As much as I’d like to deny it, I’m a steadfast camper in the Imagine the Worst-Case Scenario Camp. Every time I drive over one of the Bay bridges, I can’t help but think, “What if I suddenly loose control of the car and careen over the guard rail into the shark-infested waters?” (Anyone else with me on this one?)
You can probably imagine how my mind reeled when we recently had not two, but three minor earthquakes here in the Bay Area. What if I get trapped in the rubble of our apartment? What if I can’t remember Sam’s phone number? What if someone tries to break in and steal our food? With the news of the recent earthquakes in Turkey and Peru, these questions became more urgent.

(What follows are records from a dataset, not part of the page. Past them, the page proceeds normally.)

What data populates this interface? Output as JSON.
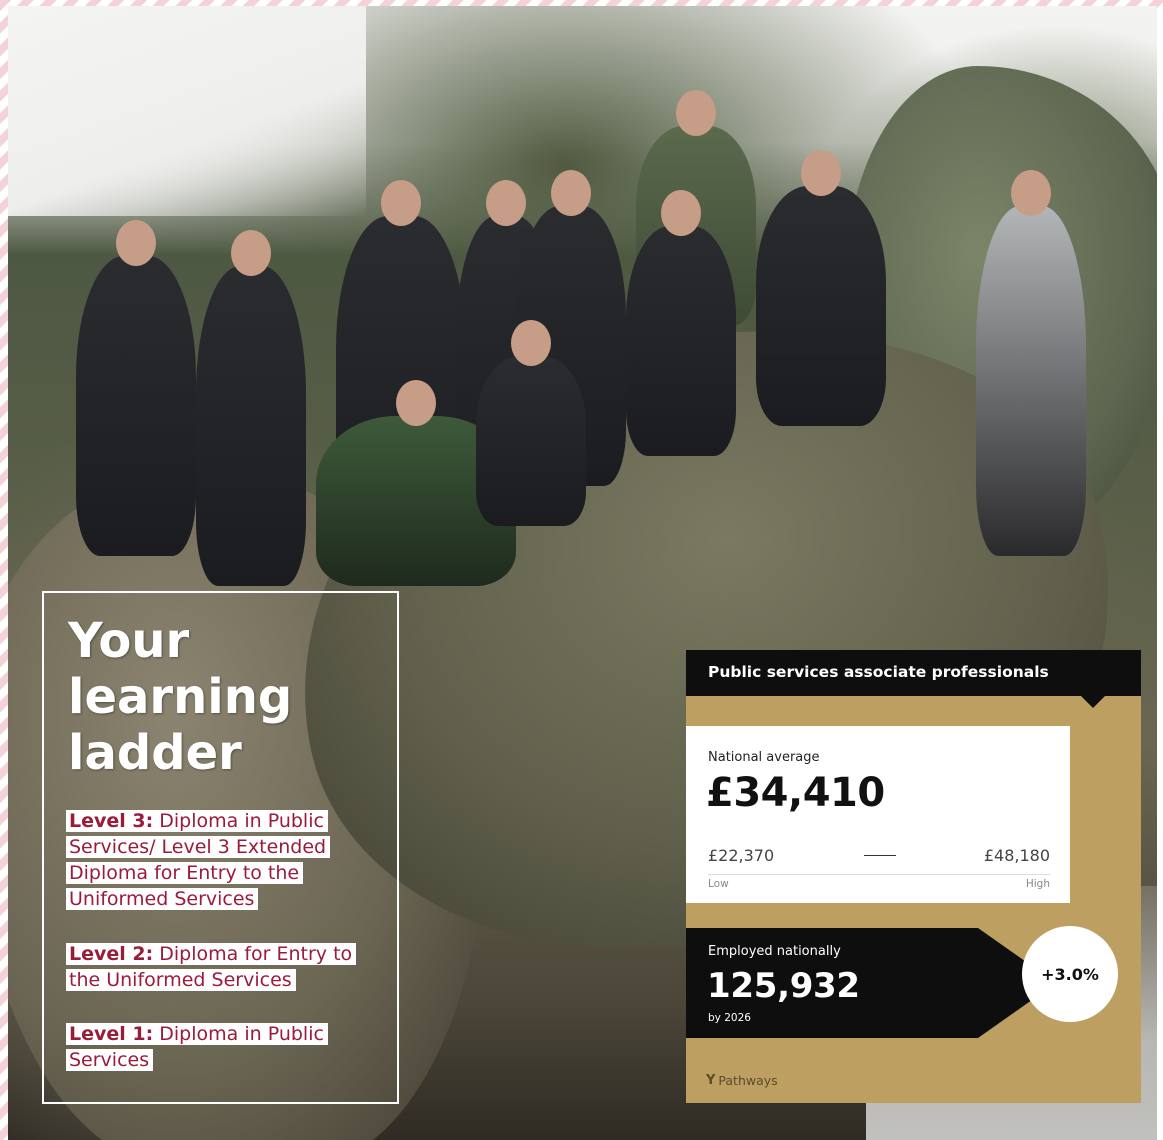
{
  "ladder": {
    "title_line1": "Your",
    "title_line2": "learning",
    "title_line3": "ladder",
    "levels": [
      {
        "label": "Level 3:",
        "text": "Diploma in Public Services/ Level 3 Extended Diploma for Entry to the Uniformed Services"
      },
      {
        "label": "Level 2:",
        "text": "Diploma for Entry to the Uniformed Services"
      },
      {
        "label": "Level 1:",
        "text": "Diploma in Public Services"
      }
    ]
  },
  "card": {
    "title": "Public services associate professionals",
    "salary": {
      "label": "National average",
      "value": "£34,410",
      "low": "£22,370",
      "high": "£48,180",
      "low_label": "Low",
      "high_label": "High"
    },
    "employment": {
      "label": "Employed nationally",
      "value": "125,932",
      "by": "by 2026",
      "growth": "+3.0%"
    },
    "brand": "Pathways",
    "brand_icon": "Y",
    "colors": {
      "gold": "#bd9f62",
      "black": "#0e0e0e",
      "accent_red": "#9b1b3a"
    }
  }
}
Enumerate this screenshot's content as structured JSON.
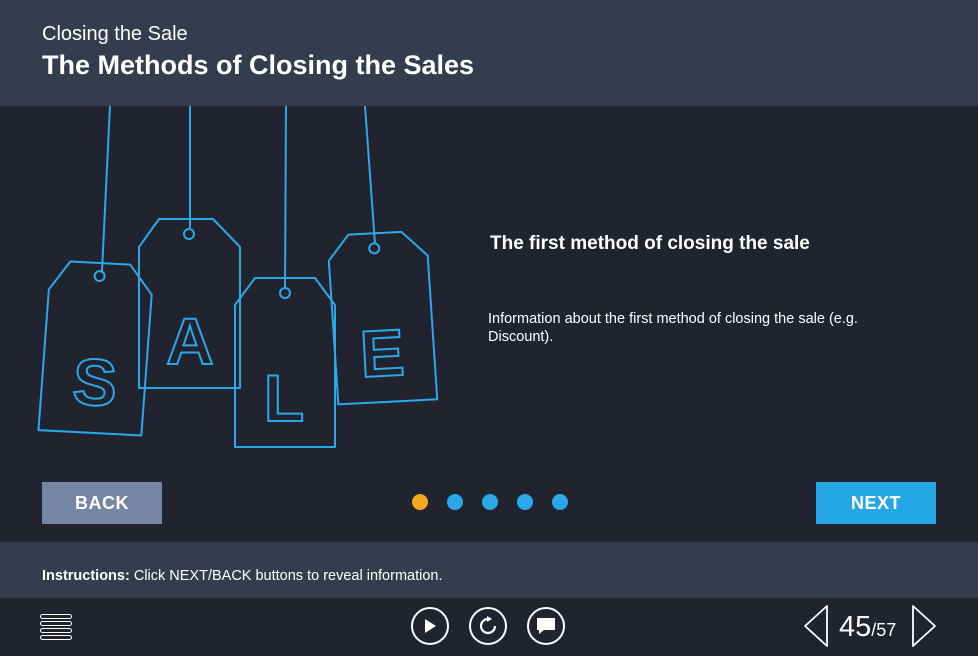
{
  "header": {
    "subtitle": "Closing the Sale",
    "title": "The Methods of Closing the Sales"
  },
  "illustration": {
    "letters": [
      "S",
      "A",
      "L",
      "E"
    ],
    "stroke_color": "#2aa8e8"
  },
  "info": {
    "title": "The first method of closing the sale",
    "body": "Information about the first method of closing the sale (e.g. Discount)."
  },
  "navigation": {
    "back_label": "BACK",
    "next_label": "NEXT",
    "step_count": 5,
    "active_step": 1
  },
  "instructions": {
    "label": "Instructions:",
    "text": " Click NEXT/BACK buttons to reveal information."
  },
  "footer": {
    "menu_icon": "hamburger-menu-icon",
    "play_icon": "play-icon",
    "replay_icon": "replay-icon",
    "chat_icon": "chat-icon",
    "page_current": "45",
    "page_total": "/57"
  },
  "colors": {
    "header_bg": "#333d4e",
    "content_bg": "#21242f",
    "accent_blue": "#25a7e6",
    "back_button": "#7585a4",
    "active_dot": "#f5a623"
  }
}
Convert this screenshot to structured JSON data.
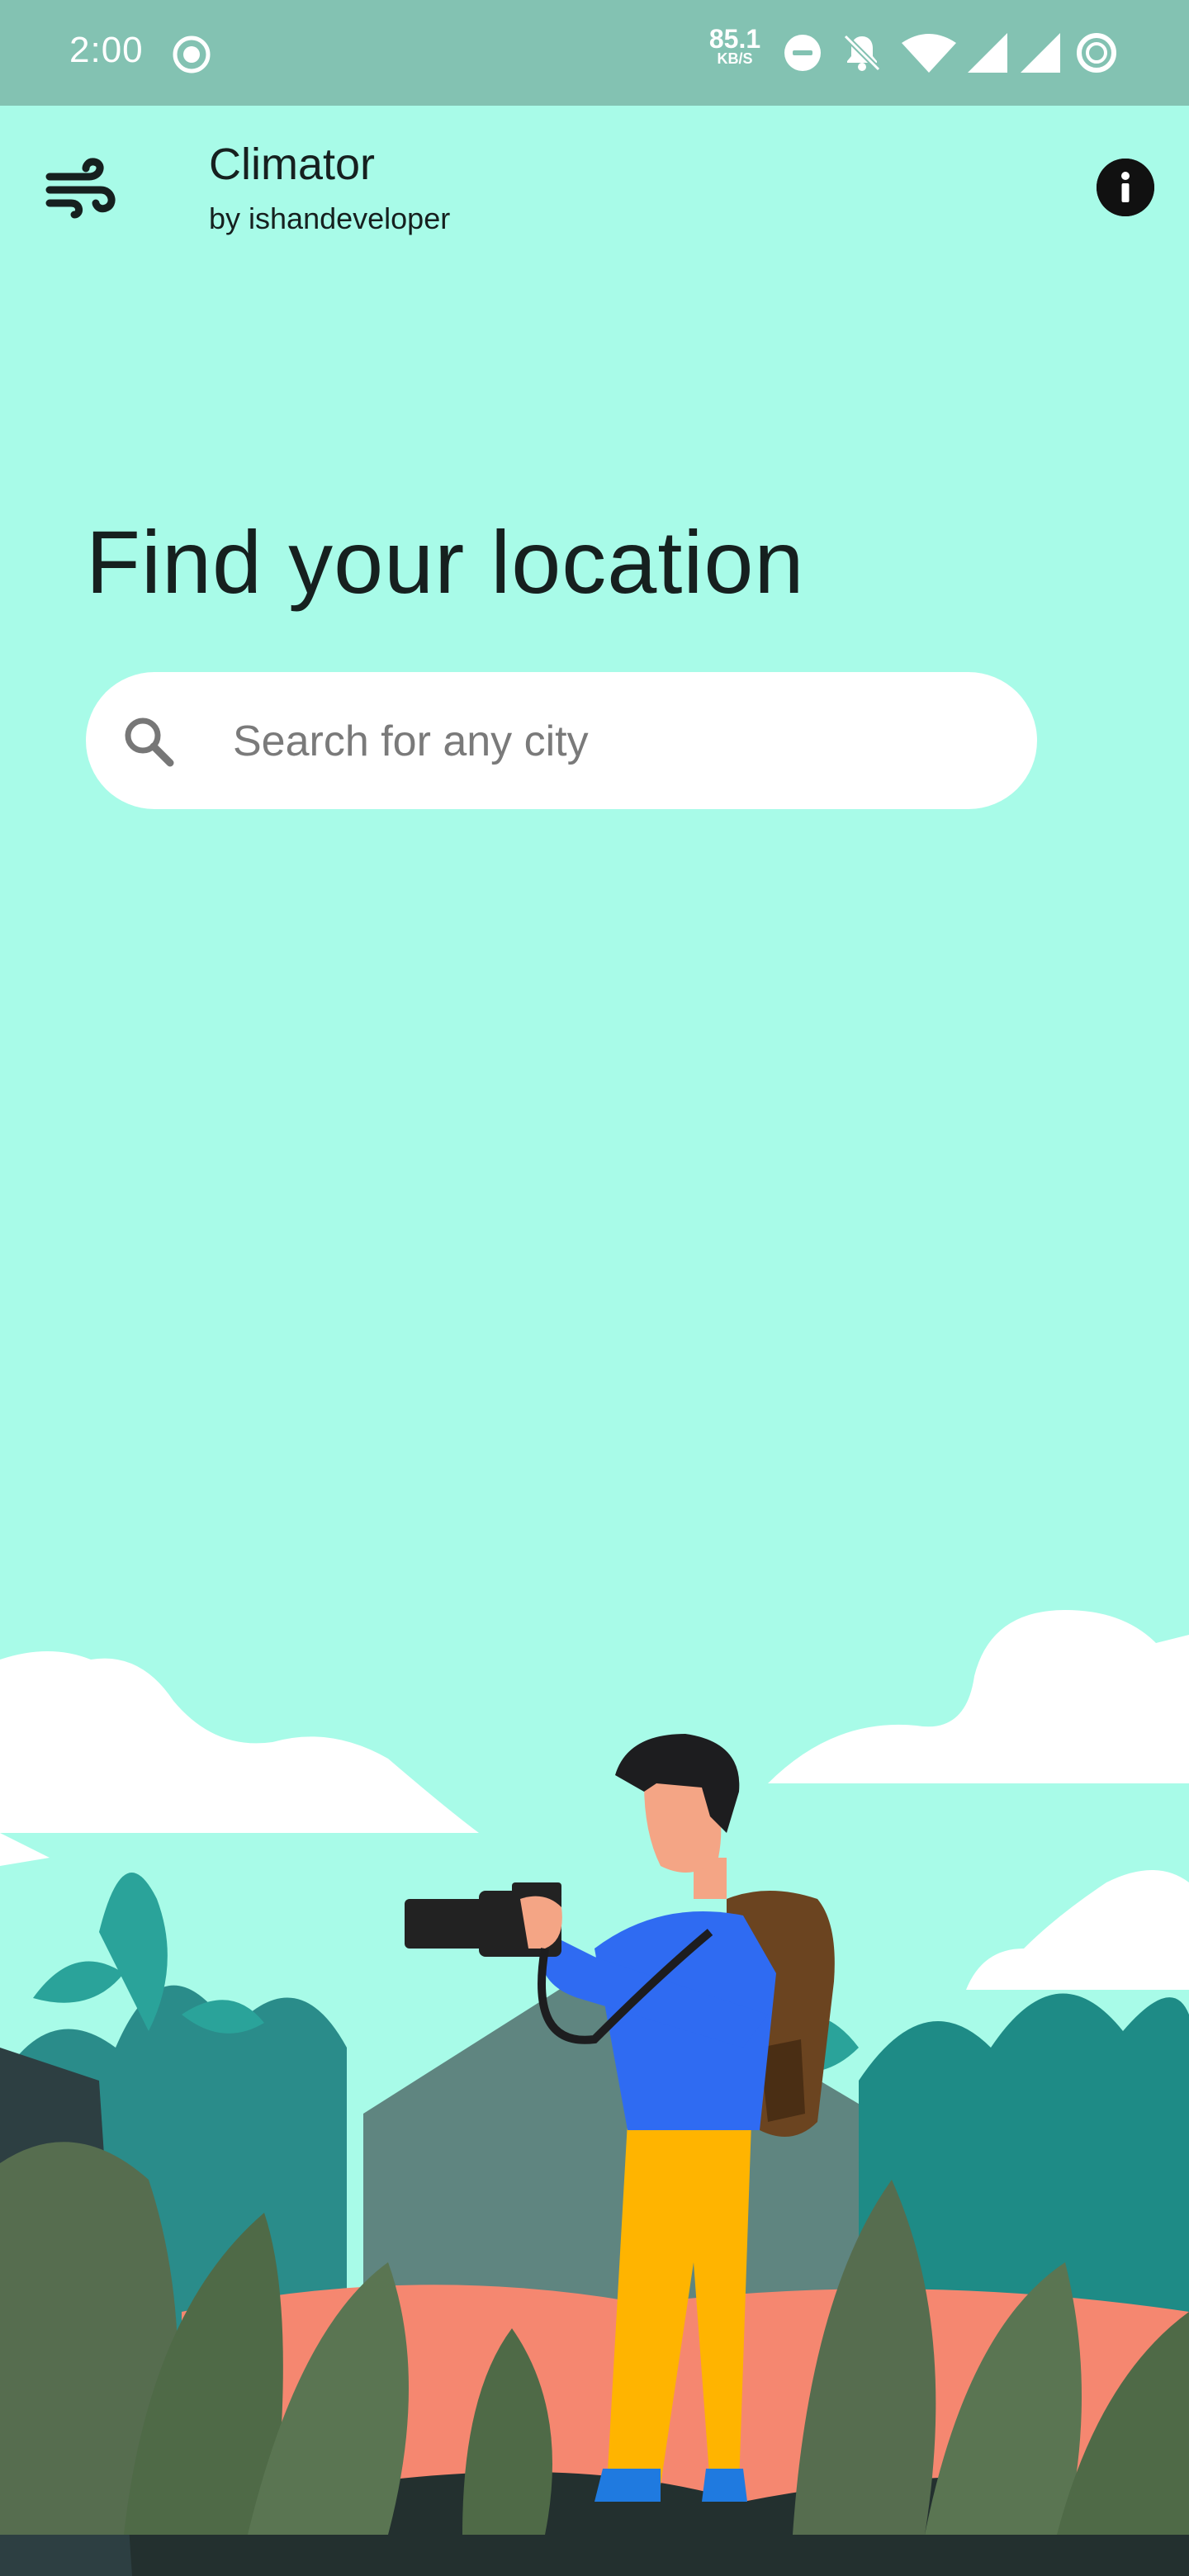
{
  "status_bar": {
    "time": "2:00",
    "net_speed_value": "85.1",
    "net_speed_unit": "KB/S",
    "icons": [
      "record-dot-icon",
      "do-not-disturb-icon",
      "bell-muted-icon",
      "wifi-icon",
      "signal-icon",
      "signal-icon",
      "battery-saver-ring-icon"
    ]
  },
  "header": {
    "logo_icon": "wind-icon",
    "title": "Climator",
    "subtitle": "by ishandeveloper",
    "info_icon": "info-icon"
  },
  "main": {
    "heading": "Find your location",
    "search": {
      "placeholder": "Search for any city",
      "value": ""
    }
  },
  "illustration": {
    "description_icon": "photographer-landscape-illustration"
  },
  "colors": {
    "background": "#a8fbe8",
    "status_bar": "#83c2b2",
    "text": "#16201f",
    "search_bg": "#ffffff"
  }
}
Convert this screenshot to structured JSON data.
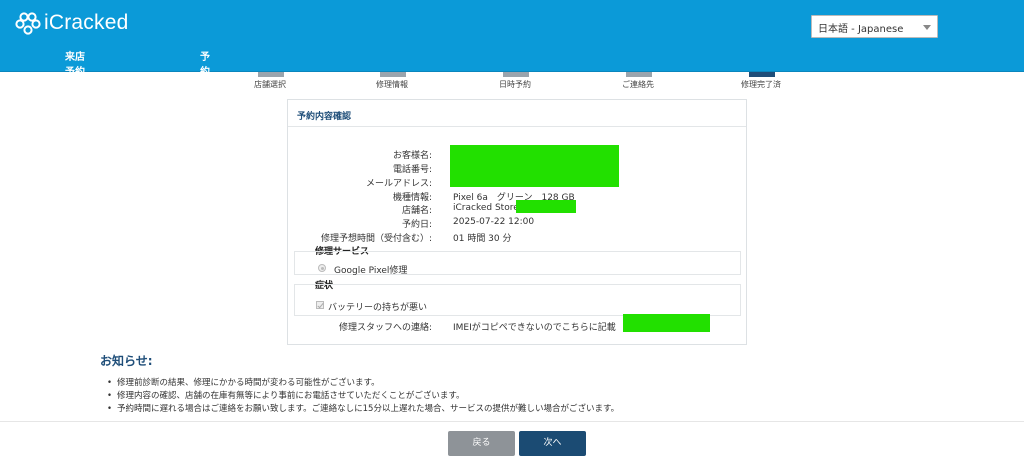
{
  "header": {
    "logo_text": "iCracked",
    "language": "日本語 - Japanese",
    "nav": [
      "来店予約照会・キャンセル",
      "予約する"
    ]
  },
  "steps": [
    {
      "label": "店舗選択",
      "active": false
    },
    {
      "label": "修理情報",
      "active": false
    },
    {
      "label": "日時予約",
      "active": false
    },
    {
      "label": "ご連絡先",
      "active": false
    },
    {
      "label": "修理完了済",
      "active": true
    }
  ],
  "confirmation": {
    "title": "予約内容確認",
    "rows": {
      "customer_name_label": "お客様名:",
      "phone_label": "電話番号:",
      "email_label": "メールアドレス:",
      "device_label": "機種情報:",
      "device_value": "Pixel 6a　グリーン　128 GB",
      "store_label": "店舗名:",
      "store_value": "iCracked Store",
      "date_label": "予約日:",
      "date_value": "2025-07-22 12:00",
      "duration_label": "修理予想時間（受付含む）:",
      "duration_value": "01 時間 30 分",
      "staff_note_label": "修理スタッフへの連絡:",
      "staff_note_value": "IMEIがコピペできないのでこちらに記載"
    },
    "service_section": {
      "title": "修理サービス",
      "option": "Google Pixel修理"
    },
    "symptom_section": {
      "title": "症状",
      "option": "バッテリーの持ちが悪い"
    }
  },
  "notice": {
    "title": "お知らせ:",
    "items": [
      "修理前診断の結果、修理にかかる時間が変わる可能性がございます。",
      "修理内容の確認、店舗の在庫有無等により事前にお電話させていただくことがございます。",
      "予約時間に遅れる場合はご連絡をお願い致します。ご連絡なしに15分以上遅れた場合、サービスの提供が難しい場合がございます。"
    ]
  },
  "buttons": {
    "back": "戻る",
    "next": "次へ"
  },
  "colors": {
    "header_bg": "#0b9ad8",
    "accent": "#1f4e79",
    "redaction": "#22e000"
  }
}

I know I can’t live my days worrying about the big one. I also know that it would be foolish to shrug aside the possibility of a natural disaster and not be prepared. We already own two small earthquakes kits complete with 2400 calorie bricks…err…bars and water in plastic packets, but I thought it would be good to round out our emergency food supply with things I would actually enjoy eating.
My main goal while picking out food was to only buy food that we wouldn’t mind eating anyway. This meant skipping the Vienna sausages and Chef Boyardee ravioli in favor of lentil soup and chickpeas. When I got home, I made a list on Excel of the emergency food and expiration dates. I’ve posted this list inside a kitchen cupboard, and we’ll eat the food that is nearing expiration and replenish accordingly.
Quick Tips for Planning Your Emergency Food Stash*
- Buy food that you actually like eating
- Buy low-sodium food because you should not eat items that increase thirst
- Include comfort food items (e.g. cookies)
- Create a list of your emergency food items and replenish as the foods expire
- Visit 72hours.gov to learn how to built your own emergency kit
72hours.gov recommends having at least a 3 gallon supply of water for each person in the household. Last week I bought 2 (2.5-gallon) jugs of water from Safeway and would like to buy a reusable BPA-free water jugs, such as this one from REI.
In addition to food prep, I also solidified my emergency meeting spot with Sam and created a list of our family members’ phone numbers. I printed it out and put it with our earthquake kit, and my brother put it on a shared Google doc for all of us to access online. I’m also working on memorizing important phone numbers; so far I know Sam’s, my mom’s and my dad’s. It’s crazy what the speed dial function on my cell phone has done to the number of phone numbers I have memorized.
Whew! That’s a lot! What are you doing to make sure you’re prepared if there’s an emergency? Any quick tips I should add to my list?
*Please note: This list is not meant to be your primary guide for preparing for an emergency. For a more comprehensive guide to emergency preparedness, visit a site such as 72hours.gov, FEMA, or The American Red Cross.